And this is the issue. For many people, the tacit assumption that someone who is adamant about how theologically wrong you are will take no actions against you based on that idea is suspect. And so "I'll live in a neighborly way with you, I'll live in a society with you," cannot simply be assumed. And I think that despite the remarkably clumsy and hamfisted way in which he went about it, this is what Senator Sanders was driving at, and Mr. Vought aided and abetted him in that by refusing to simply say "yes," so that the discussion could then turn to what that means in practice. While American Christians seem to have no issue telling one another that everyone else is damned, they're often oddly reluctant to say as much to the damned themselves.
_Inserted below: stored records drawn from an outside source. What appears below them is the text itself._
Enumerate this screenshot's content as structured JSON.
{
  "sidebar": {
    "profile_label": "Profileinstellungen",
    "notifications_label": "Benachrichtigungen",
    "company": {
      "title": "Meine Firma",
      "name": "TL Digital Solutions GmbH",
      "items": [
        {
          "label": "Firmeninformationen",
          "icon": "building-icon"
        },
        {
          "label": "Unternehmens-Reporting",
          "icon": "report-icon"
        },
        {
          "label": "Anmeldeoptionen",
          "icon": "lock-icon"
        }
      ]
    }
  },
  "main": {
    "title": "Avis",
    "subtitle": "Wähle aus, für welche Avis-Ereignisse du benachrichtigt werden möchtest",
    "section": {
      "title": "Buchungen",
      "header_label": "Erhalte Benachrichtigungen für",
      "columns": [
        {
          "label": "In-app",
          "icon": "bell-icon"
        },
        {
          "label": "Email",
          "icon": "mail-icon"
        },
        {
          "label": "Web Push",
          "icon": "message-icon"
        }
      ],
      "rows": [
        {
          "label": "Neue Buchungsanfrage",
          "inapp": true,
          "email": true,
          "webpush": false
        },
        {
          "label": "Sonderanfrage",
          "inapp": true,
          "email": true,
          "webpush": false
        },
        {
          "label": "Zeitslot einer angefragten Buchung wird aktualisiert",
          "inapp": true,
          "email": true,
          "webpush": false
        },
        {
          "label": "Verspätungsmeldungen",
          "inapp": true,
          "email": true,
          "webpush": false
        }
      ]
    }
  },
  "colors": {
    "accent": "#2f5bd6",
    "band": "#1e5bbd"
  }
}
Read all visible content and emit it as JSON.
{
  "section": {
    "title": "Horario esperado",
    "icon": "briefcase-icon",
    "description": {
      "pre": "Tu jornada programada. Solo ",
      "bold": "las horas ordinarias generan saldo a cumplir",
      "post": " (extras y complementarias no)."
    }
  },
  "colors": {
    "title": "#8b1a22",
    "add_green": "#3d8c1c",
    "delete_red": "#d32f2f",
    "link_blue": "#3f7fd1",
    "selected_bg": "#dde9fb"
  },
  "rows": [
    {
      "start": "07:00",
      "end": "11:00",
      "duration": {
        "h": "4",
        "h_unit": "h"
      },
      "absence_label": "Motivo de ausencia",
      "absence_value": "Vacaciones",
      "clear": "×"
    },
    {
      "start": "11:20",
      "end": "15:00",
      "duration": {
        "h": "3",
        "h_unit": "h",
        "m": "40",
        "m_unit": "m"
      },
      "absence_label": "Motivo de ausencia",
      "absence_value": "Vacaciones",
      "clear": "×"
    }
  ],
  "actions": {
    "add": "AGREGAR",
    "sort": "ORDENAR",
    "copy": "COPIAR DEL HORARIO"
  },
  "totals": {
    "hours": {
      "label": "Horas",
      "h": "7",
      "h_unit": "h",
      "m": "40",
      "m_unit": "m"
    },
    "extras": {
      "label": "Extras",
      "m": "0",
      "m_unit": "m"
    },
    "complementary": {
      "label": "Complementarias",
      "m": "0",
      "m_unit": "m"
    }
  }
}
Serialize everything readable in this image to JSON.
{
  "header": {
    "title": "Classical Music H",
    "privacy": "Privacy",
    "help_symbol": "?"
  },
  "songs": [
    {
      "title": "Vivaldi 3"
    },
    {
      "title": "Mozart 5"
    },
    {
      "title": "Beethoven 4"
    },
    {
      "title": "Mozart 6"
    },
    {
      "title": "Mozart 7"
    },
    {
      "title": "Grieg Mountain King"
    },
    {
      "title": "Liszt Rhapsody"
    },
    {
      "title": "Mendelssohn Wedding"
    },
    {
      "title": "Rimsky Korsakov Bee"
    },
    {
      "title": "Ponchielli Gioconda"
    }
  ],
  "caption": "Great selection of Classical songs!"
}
Despite the idea that American Christians (and here, I am speaking of a broader community than simply evangelicals) are considered deeply religious, perhaps to a fault, they are often also considered to have completely bought in to the idea that the modern United States should be completely and utterly secular, and thus gladly willing to separate their theological understanding of the world from their civic understanding of it. But this is in part, it seems, because many Americans can't seem to imagine anything less than Christians running around setting off bombs while shouting "God Wills It!" as a blurring between those worlds. And while it's true that sectarian violence is vanishingly rare in the United States of today, almost to the point of non-existence, that's not the only way in which conflict can make itself known.
Somebody who overtly professes not to have religion can't get elected dog catcher in this country. That's a problem, because it creates a political discourse full of sanctimony. Hypocrisy sanctified by religion.
Salman Rushdie (Reason Magazine, August/September 2005)
Yet we're intended to believe that of all the people in the world, Christians are unique in being able to hold in their heads the idea that other people are wrong and their ideas lead to condemnation by the universe itself; and while such people may be unfit for elected office, that's punishment enough. While that isn't an unreasonable position to take, casting the refusal to trust in that as a form of intolerance seems a bit sketchy to me.

And in the end, that becomes part of the problem with the discourse we have today. The idea that intolerance lies simply in not seeing someone as they prefer to see themselves was dubious from the outset. But now it's been adopted broadly enough that it's often the starting point of any discussion. But it leads people to be very selective about where the appropriate starting points for conversations lie, and to see deliberate bad faith in choices other than their own. And when the broader community buys into this, it miscasts concern into hatred. And as the labels of "bigot" and "intolerant" tend to drive people into their echo chambers, a debate that was intended to break down barriers simply builds them higher.

No comments: